Desperate Trump spends campaign cash to reassure racists he's building 'A WALL (not a FENCE)'


Amidst news of him caving to Democrats on other topics, Donald Trump wants his racist supporters to know he's still building the border wall — and he's using his campaign cash to do so.

Donald Trump is desperate to show his most devoted — and most bigoted — supporters that Democratic leaders did not get the better of him on everything, and he is reportedly spending campaign cash to prove it.

Trump and Democratic leaders Nancy Pelosi and Chuck Schumer have been talking about a deal in which passage of immigration reform would be exchanged for spending on border security, but not to finance a useless border wall.

The prospect of the trade-off has enraged conservative Republicans, who realize that the Democratic end of the deal is far more consequential than what Trump negotiated on behalf of the GOP. They were also not happy that they and their leadership were cut out of the proceedings as Trump tries to improve his abysmal ratings by demonstrating he can get something done.

There were also early signs that Trump was aware of a base voter rebellion, as he insisted that the wall he promised on the campaign trail is still coming – even claiming that it had already been built.

Now that disinformation campaign has kicked into a higher gear.
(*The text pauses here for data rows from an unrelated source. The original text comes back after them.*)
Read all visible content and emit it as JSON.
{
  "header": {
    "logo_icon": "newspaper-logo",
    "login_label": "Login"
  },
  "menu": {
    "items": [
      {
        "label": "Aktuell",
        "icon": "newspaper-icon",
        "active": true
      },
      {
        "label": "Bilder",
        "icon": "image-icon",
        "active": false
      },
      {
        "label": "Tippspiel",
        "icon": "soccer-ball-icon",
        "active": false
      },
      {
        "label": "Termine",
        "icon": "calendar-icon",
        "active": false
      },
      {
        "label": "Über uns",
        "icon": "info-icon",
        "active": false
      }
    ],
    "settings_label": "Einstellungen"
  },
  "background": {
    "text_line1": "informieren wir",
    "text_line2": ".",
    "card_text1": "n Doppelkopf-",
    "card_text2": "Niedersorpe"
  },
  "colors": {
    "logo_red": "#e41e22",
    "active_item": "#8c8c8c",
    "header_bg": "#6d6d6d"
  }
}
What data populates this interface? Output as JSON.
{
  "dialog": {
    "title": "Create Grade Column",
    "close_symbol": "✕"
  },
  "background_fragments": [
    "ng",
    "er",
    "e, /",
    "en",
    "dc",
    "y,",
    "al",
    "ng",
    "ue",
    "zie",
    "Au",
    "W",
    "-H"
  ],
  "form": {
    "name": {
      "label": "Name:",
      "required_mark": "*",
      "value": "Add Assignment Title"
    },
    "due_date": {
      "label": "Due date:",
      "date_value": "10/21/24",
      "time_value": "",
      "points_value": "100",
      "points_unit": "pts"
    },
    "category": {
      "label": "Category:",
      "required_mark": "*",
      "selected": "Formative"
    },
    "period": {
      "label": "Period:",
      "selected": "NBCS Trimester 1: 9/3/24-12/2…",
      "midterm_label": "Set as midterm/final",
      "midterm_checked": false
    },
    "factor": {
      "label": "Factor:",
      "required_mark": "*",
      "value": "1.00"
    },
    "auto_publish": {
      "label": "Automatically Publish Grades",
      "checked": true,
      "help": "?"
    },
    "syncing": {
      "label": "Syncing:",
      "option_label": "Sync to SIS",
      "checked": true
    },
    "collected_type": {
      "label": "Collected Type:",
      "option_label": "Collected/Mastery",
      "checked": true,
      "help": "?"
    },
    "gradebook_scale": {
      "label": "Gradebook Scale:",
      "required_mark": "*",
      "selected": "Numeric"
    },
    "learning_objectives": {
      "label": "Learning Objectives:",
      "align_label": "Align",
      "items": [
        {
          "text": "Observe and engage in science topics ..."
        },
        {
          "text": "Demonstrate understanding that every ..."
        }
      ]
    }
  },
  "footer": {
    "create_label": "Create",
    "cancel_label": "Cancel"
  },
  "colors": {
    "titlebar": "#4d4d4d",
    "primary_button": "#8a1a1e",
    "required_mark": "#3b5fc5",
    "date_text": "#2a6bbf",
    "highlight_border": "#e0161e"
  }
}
Trump is using campaign funds to buy ads on Facebook to reassure his supporters that the wall is still in the works. The ads — which are running on both Trump and Mike Pence's official campaign accounts, and also soliciting donations — proclaim that he is building "A WALL (not a FENCE)" along the southern border to "help stop illegal immigration."

The ads also complain that "Liberals in Congress and the Fake News media need one more reminder that building the wall is non-negotiable."

Trump – and Russian operatives who wanted to see him win the presidency – ran many ads and campaigns like this during the presidential election. They are visible only on social media networks like Facebook, and don't have the same exposure as print, radio, and television ad buys. They can be highly targeted towards his support base, or people who have shown some sort of interest in related topics.

Sen. Mark Warner (D-VA) recently highlighted the danger of these types of ads, noting, "An American can still figure out what content is being used on TV advertising. ... But in social media there's no such requirement."

The Federal Elections Commission is currently soliciting advice on how to keep track of ads like this.

Trump built his campaign on racist rhetoric invoking images of rapists gone wild thanks to Mexican immigrants, leading to dedicated support for his political ambitions from extremists like former Ku Klux Klan leader David Duke, as well as the so-called "alt-right," the racist anti-immigration movement led by sites like Breitbart.

Clearly, Trump isn't concerned with the efforts of the FCC right now; rather, he just wants the base that lapped up those hateful remarks to know that he's still on their side — even when making deals to benefit his own political standing.